(TASK GOAL)
Since pictures are not wanted, repeat only the text of the records, word for word.
Start of Block
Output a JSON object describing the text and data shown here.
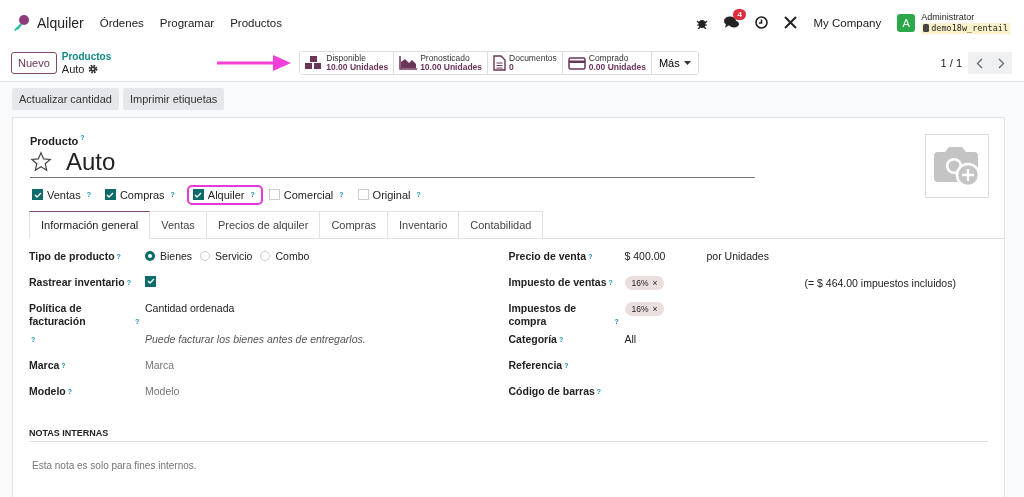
{
  "navbar": {
    "app": "Alquiler",
    "menu": [
      "Órdenes",
      "Programar",
      "Productos"
    ],
    "chat_count": "4",
    "company": "My Company",
    "user_initial": "A",
    "user": "Administrator",
    "database": "demo18w_rentail"
  },
  "control_panel": {
    "new_button": "Nuevo",
    "breadcrumb": "Productos",
    "record": "Auto",
    "more": "Más",
    "pager": "1 / 1",
    "smart_buttons": [
      {
        "kind": "stock",
        "label": "Disponible",
        "value": "10.00 Unidades"
      },
      {
        "kind": "forecast",
        "label": "Pronosticado",
        "value": "10.00 Unidades"
      },
      {
        "kind": "documents",
        "label": "Documentos",
        "value": "0"
      },
      {
        "kind": "purchased",
        "label": "Comprado",
        "value": "0.00 Unidades"
      }
    ]
  },
  "annotation_arrow": true,
  "actions": [
    "Actualizar cantidad",
    "Imprimir etiquetas"
  ],
  "form": {
    "name_label": "Producto",
    "name_help": "?",
    "name": "Auto",
    "favorite": false,
    "options": [
      {
        "label": "Ventas",
        "help": "?",
        "checked": true,
        "highlighted": false
      },
      {
        "label": "Compras",
        "help": "?",
        "checked": true,
        "highlighted": false
      },
      {
        "label": "Alquiler",
        "help": "?",
        "checked": true,
        "highlighted": true
      },
      {
        "label": "Comercial",
        "help": "?",
        "checked": false,
        "highlighted": false
      },
      {
        "label": "Original",
        "help": "?",
        "checked": false,
        "highlighted": false
      }
    ],
    "tabs": [
      {
        "label": "Información general",
        "selected": true
      },
      {
        "label": "Ventas",
        "selected": false
      },
      {
        "label": "Precios de alquiler",
        "selected": false
      },
      {
        "label": "Compras",
        "selected": false
      },
      {
        "label": "Inventario",
        "selected": false
      },
      {
        "label": "Contabilidad",
        "selected": false
      }
    ],
    "left_fields": [
      {
        "kind": "radio",
        "label": "Tipo de producto",
        "help": "?",
        "options": [
          {
            "label": "Bienes",
            "selected": true
          },
          {
            "label": "Servicio",
            "selected": false
          },
          {
            "label": "Combo",
            "selected": false
          }
        ]
      },
      {
        "kind": "checkbox",
        "label": "Rastrear inventario",
        "help": "?",
        "checked": true
      },
      {
        "kind": "text",
        "label": "Política de facturación",
        "help": "?",
        "value": "Cantidad ordenada"
      },
      {
        "kind": "note",
        "help": "?",
        "value": "Puede facturar los bienes antes de entregarlos."
      },
      {
        "kind": "input",
        "label": "Marca",
        "help": "?",
        "placeholder": "Marca"
      },
      {
        "kind": "input",
        "label": "Modelo",
        "help": "?",
        "placeholder": "Modelo"
      }
    ],
    "right_fields": [
      {
        "kind": "text",
        "label": "Precio de venta",
        "help": "?",
        "value": "$ 400.00",
        "suffix": "por Unidades"
      },
      {
        "kind": "tags",
        "label": "Impuesto de ventas",
        "help": "?",
        "tags": [
          {
            "label": "16%",
            "remove": "×"
          }
        ],
        "note": "(= $ 464.00 impuestos incluidos)"
      },
      {
        "kind": "tags",
        "label": "Impuestos de compra",
        "help": "?",
        "tags": [
          {
            "label": "16%",
            "remove": "×"
          }
        ]
      },
      {
        "kind": "text",
        "label": "Categoría",
        "help": "?",
        "value": "All"
      },
      {
        "kind": "empty",
        "label": "Referencia",
        "help": "?"
      },
      {
        "kind": "empty",
        "label": "Código de barras",
        "help": "?"
      }
    ],
    "notes": {
      "title": "NOTAS INTERNAS",
      "placeholder": "Esta nota es solo para fines internos."
    }
  }
}
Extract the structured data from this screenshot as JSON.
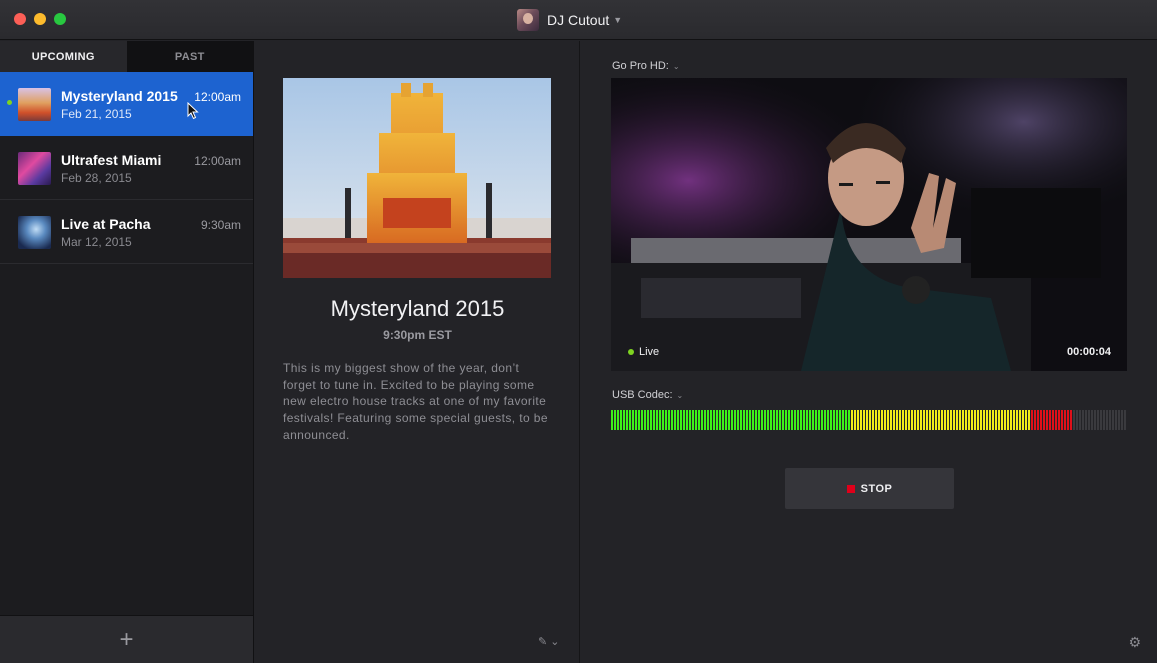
{
  "titlebar": {
    "profile_name": "DJ Cutout",
    "caret_icon": "chevron-down-icon"
  },
  "sidebar": {
    "tabs": [
      {
        "label": "UPCOMING",
        "selected": true
      },
      {
        "label": "PAST",
        "selected": false
      }
    ],
    "events": [
      {
        "title": "Mysteryland 2015",
        "date": "Feb 21, 2015",
        "time": "12:00am",
        "selected": true,
        "live": true
      },
      {
        "title": "Ultrafest Miami",
        "date": "Feb 28, 2015",
        "time": "12:00am",
        "selected": false,
        "live": false
      },
      {
        "title": "Live at Pacha",
        "date": "Mar 12, 2015",
        "time": "9:30am",
        "selected": false,
        "live": false
      }
    ],
    "add_icon": "plus-icon",
    "add_glyph": "+"
  },
  "detail": {
    "title": "Mysteryland 2015",
    "time": "9:30pm EST",
    "description": "This is my biggest show of the year, don’t forget to tune in. Excited to be playing some new electro house tracks at one of my favorite festivals! Featuring some special guests, to be announced.",
    "edit_icon": "pencil-icon",
    "edit_glyph": "✎ ⌄"
  },
  "stream": {
    "video_source_label": "Go Pro HD:",
    "audio_source_label": "USB Codec:",
    "caret_glyph": "⌄",
    "live_label": "Live",
    "timer": "00:00:04",
    "stop_label": "STOP",
    "settings_icon": "gear-icon",
    "settings_glyph": "⚙",
    "audio_level": 0.89,
    "meter_zones": {
      "green_until": 0.46,
      "yellow_until": 0.81,
      "red_until": 0.89
    },
    "colors": {
      "green": "#3ef01a",
      "yellow": "#f2ee1a",
      "red": "#e0101a",
      "off": "#3a3a3e"
    }
  },
  "colors": {
    "accent": "#1d63d0",
    "live_dot": "#7ed321",
    "stop_red": "#e0001a"
  }
}
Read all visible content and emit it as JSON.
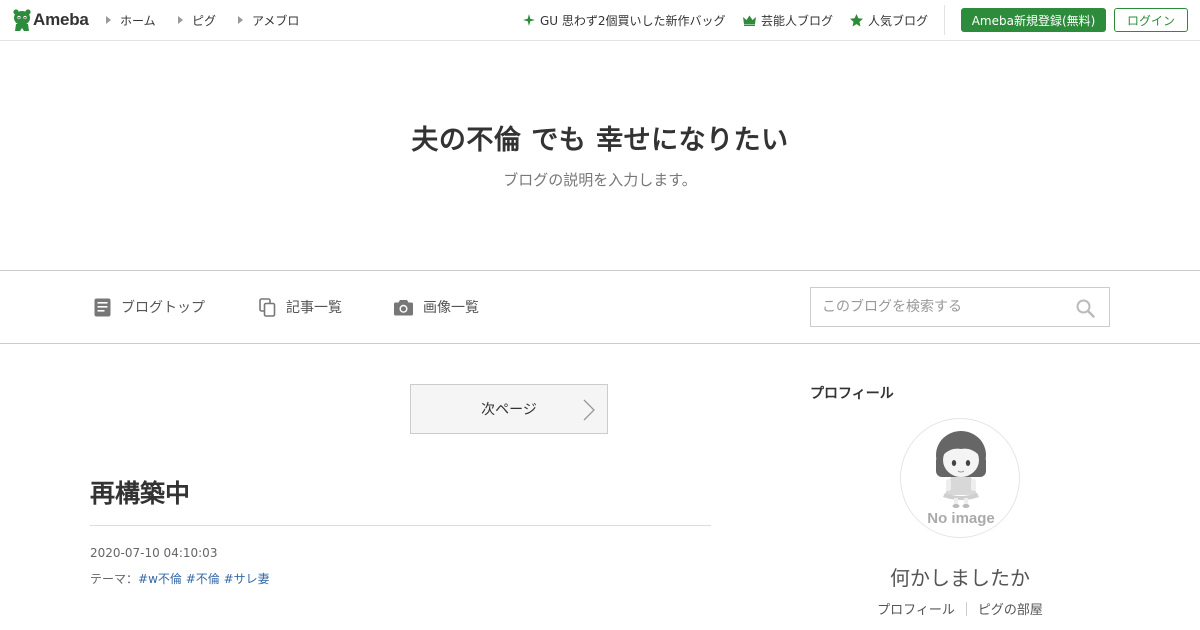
{
  "topbar": {
    "logo_text": "Ameba",
    "breadcrumbs": [
      {
        "label": "ホーム"
      },
      {
        "label": "ピグ"
      },
      {
        "label": "アメブロ"
      }
    ],
    "links": [
      {
        "label": "GU 思わず2個買いした新作バッグ",
        "icon": "sparkle-icon"
      },
      {
        "label": "芸能人ブログ",
        "icon": "crown-icon"
      },
      {
        "label": "人気ブログ",
        "icon": "star-icon"
      }
    ],
    "register_label": "Ameba新規登録(無料)",
    "login_label": "ログイン"
  },
  "header": {
    "title": "夫の不倫 でも 幸せになりたい",
    "description": "ブログの説明を入力します。"
  },
  "nav": {
    "items": [
      {
        "label": "ブログトップ",
        "icon": "document-icon"
      },
      {
        "label": "記事一覧",
        "icon": "copy-icon"
      },
      {
        "label": "画像一覧",
        "icon": "camera-icon"
      }
    ],
    "search_placeholder": "このブログを検索する"
  },
  "main": {
    "next_page_label": "次ページ",
    "post": {
      "title": "再構築中",
      "date": "2020-07-10 04:10:03",
      "theme_label": "テーマ：",
      "tags": [
        "#w不倫",
        "#不倫",
        "#サレ妻"
      ]
    }
  },
  "sidebar": {
    "heading": "プロフィール",
    "avatar_text": "No image",
    "profile_name": "何かしましたか",
    "links": [
      "プロフィール",
      "ピグの部屋"
    ]
  },
  "colors": {
    "brand_green": "#2d8c3c",
    "link_blue": "#3469a8",
    "border": "#cccccc"
  }
}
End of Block
(EXERCISE OUTPUT)
Output a JSON object describing the text and data shown here.
{
  "navbar": {
    "app": "Alquiler",
    "menu": [
      "Órdenes",
      "Programar",
      "Productos"
    ],
    "chat_count": "4",
    "company": "My Company",
    "user_initial": "A",
    "user": "Administrator",
    "database": "demo18w_rentail"
  },
  "control_panel": {
    "new_button": "Nuevo",
    "breadcrumb": "Productos",
    "record": "Auto",
    "more": "Más",
    "pager": "1 / 1",
    "smart_buttons": [
      {
        "kind": "stock",
        "label": "Disponible",
        "value": "10.00 Unidades"
      },
      {
        "kind": "forecast",
        "label": "Pronosticado",
        "value": "10.00 Unidades"
      },
      {
        "kind": "documents",
        "label": "Documentos",
        "value": "0"
      },
      {
        "kind": "purchased",
        "label": "Comprado",
        "value": "0.00 Unidades"
      }
    ]
  },
  "annotation_arrow": true,
  "actions": [
    "Actualizar cantidad",
    "Imprimir etiquetas"
  ],
  "form": {
    "name_label": "Producto",
    "name_help": "?",
    "name": "Auto",
    "favorite": false,
    "options": [
      {
        "label": "Ventas",
        "help": "?",
        "checked": true,
        "highlighted": false
      },
      {
        "label": "Compras",
        "help": "?",
        "checked": true,
        "highlighted": false
      },
      {
        "label": "Alquiler",
        "help": "?",
        "checked": true,
        "highlighted": true
      },
      {
        "label": "Comercial",
        "help": "?",
        "checked": false,
        "highlighted": false
      },
      {
        "label": "Original",
        "help": "?",
        "checked": false,
        "highlighted": false
      }
    ],
    "tabs": [
      {
        "label": "Información general",
        "selected": true
      },
      {
        "label": "Ventas",
        "selected": false
      },
      {
        "label": "Precios de alquiler",
        "selected": false
      },
      {
        "label": "Compras",
        "selected": false
      },
      {
        "label": "Inventario",
        "selected": false
      },
      {
        "label": "Contabilidad",
        "selected": false
      }
    ],
    "left_fields": [
      {
        "kind": "radio",
        "label": "Tipo de producto",
        "help": "?",
        "options": [
          {
            "label": "Bienes",
            "selected": true
          },
          {
            "label": "Servicio",
            "selected": false
          },
          {
            "label": "Combo",
            "selected": false
          }
        ]
      },
      {
        "kind": "checkbox",
        "label": "Rastrear inventario",
        "help": "?",
        "checked": true
      },
      {
        "kind": "text",
        "label": "Política de facturación",
        "help": "?",
        "value": "Cantidad ordenada"
      },
      {
        "kind": "note",
        "help": "?",
        "value": "Puede facturar los bienes antes de entregarlos."
      },
      {
        "kind": "input",
        "label": "Marca",
        "help": "?",
        "placeholder": "Marca"
      },
      {
        "kind": "input",
        "label": "Modelo",
        "help": "?",
        "placeholder": "Modelo"
      }
    ],
    "right_fields": [
      {
        "kind": "text",
        "label": "Precio de venta",
        "help": "?",
        "value": "$ 400.00",
        "suffix": "por Unidades"
      },
      {
        "kind": "tags",
        "label": "Impuesto de ventas",
        "help": "?",
        "tags": [
          {
            "label": "16%",
            "remove": "×"
          }
        ],
        "note": "(= $ 464.00 impuestos incluidos)"
      },
      {
        "kind": "tags",
        "label": "Impuestos de compra",
        "help": "?",
        "tags": [
          {
            "label": "16%",
            "remove": "×"
          }
        ]
      },
      {
        "kind": "text",
        "label": "Categoría",
        "help": "?",
        "value": "All"
      },
      {
        "kind": "empty",
        "label": "Referencia",
        "help": "?"
      },
      {
        "kind": "empty",
        "label": "Código de barras",
        "help": "?"
      }
    ],
    "notes": {
      "title": "NOTAS INTERNAS",
      "placeholder": "Esta nota es solo para fines internos."
    }
  }
}
Extract the structured data from this screenshot as JSON.
{
  "titlebar": {
    "profile_name": "DJ Cutout",
    "caret_icon": "chevron-down-icon"
  },
  "sidebar": {
    "tabs": [
      {
        "label": "UPCOMING",
        "selected": true
      },
      {
        "label": "PAST",
        "selected": false
      }
    ],
    "events": [
      {
        "title": "Mysteryland 2015",
        "date": "Feb 21, 2015",
        "time": "12:00am",
        "selected": true,
        "live": true
      },
      {
        "title": "Ultrafest Miami",
        "date": "Feb 28, 2015",
        "time": "12:00am",
        "selected": false,
        "live": false
      },
      {
        "title": "Live at Pacha",
        "date": "Mar 12, 2015",
        "time": "9:30am",
        "selected": false,
        "live": false
      }
    ],
    "add_icon": "plus-icon",
    "add_glyph": "+"
  },
  "detail": {
    "title": "Mysteryland 2015",
    "time": "9:30pm EST",
    "description": "This is my biggest show of the year, don’t forget to tune in. Excited to be playing some new electro house tracks at one of my favorite festivals! Featuring some special guests, to be announced.",
    "edit_icon": "pencil-icon",
    "edit_glyph": "✎ ⌄"
  },
  "stream": {
    "video_source_label": "Go Pro HD:",
    "audio_source_label": "USB Codec:",
    "caret_glyph": "⌄",
    "live_label": "Live",
    "timer": "00:00:04",
    "stop_label": "STOP",
    "settings_icon": "gear-icon",
    "settings_glyph": "⚙",
    "audio_level": 0.89,
    "meter_zones": {
      "green_until": 0.46,
      "yellow_until": 0.81,
      "red_until": 0.89
    },
    "colors": {
      "green": "#3ef01a",
      "yellow": "#f2ee1a",
      "red": "#e0101a",
      "off": "#3a3a3e"
    }
  },
  "colors": {
    "accent": "#1d63d0",
    "live_dot": "#7ed321",
    "stop_red": "#e0001a"
  }
}
Read all visible content and emit it as JSON.
{
  "topbar": {
    "logo_text": "Ameba",
    "breadcrumbs": [
      {
        "label": "ホーム"
      },
      {
        "label": "ピグ"
      },
      {
        "label": "アメブロ"
      }
    ],
    "links": [
      {
        "label": "GU 思わず2個買いした新作バッグ",
        "icon": "sparkle-icon"
      },
      {
        "label": "芸能人ブログ",
        "icon": "crown-icon"
      },
      {
        "label": "人気ブログ",
        "icon": "star-icon"
      }
    ],
    "register_label": "Ameba新規登録(無料)",
    "login_label": "ログイン"
  },
  "header": {
    "title": "夫の不倫 でも 幸せになりたい",
    "description": "ブログの説明を入力します。"
  },
  "nav": {
    "items": [
      {
        "label": "ブログトップ",
        "icon": "document-icon"
      },
      {
        "label": "記事一覧",
        "icon": "copy-icon"
      },
      {
        "label": "画像一覧",
        "icon": "camera-icon"
      }
    ],
    "search_placeholder": "このブログを検索する"
  },
  "main": {
    "next_page_label": "次ページ",
    "post": {
      "title": "再構築中",
      "date": "2020-07-10 04:10:03",
      "theme_label": "テーマ：",
      "tags": [
        "#w不倫",
        "#不倫",
        "#サレ妻"
      ]
    }
  },
  "sidebar": {
    "heading": "プロフィール",
    "avatar_text": "No image",
    "profile_name": "何かしましたか",
    "links": [
      "プロフィール",
      "ピグの部屋"
    ]
  },
  "colors": {
    "brand_green": "#2d8c3c",
    "link_blue": "#3469a8",
    "border": "#cccccc"
  }
}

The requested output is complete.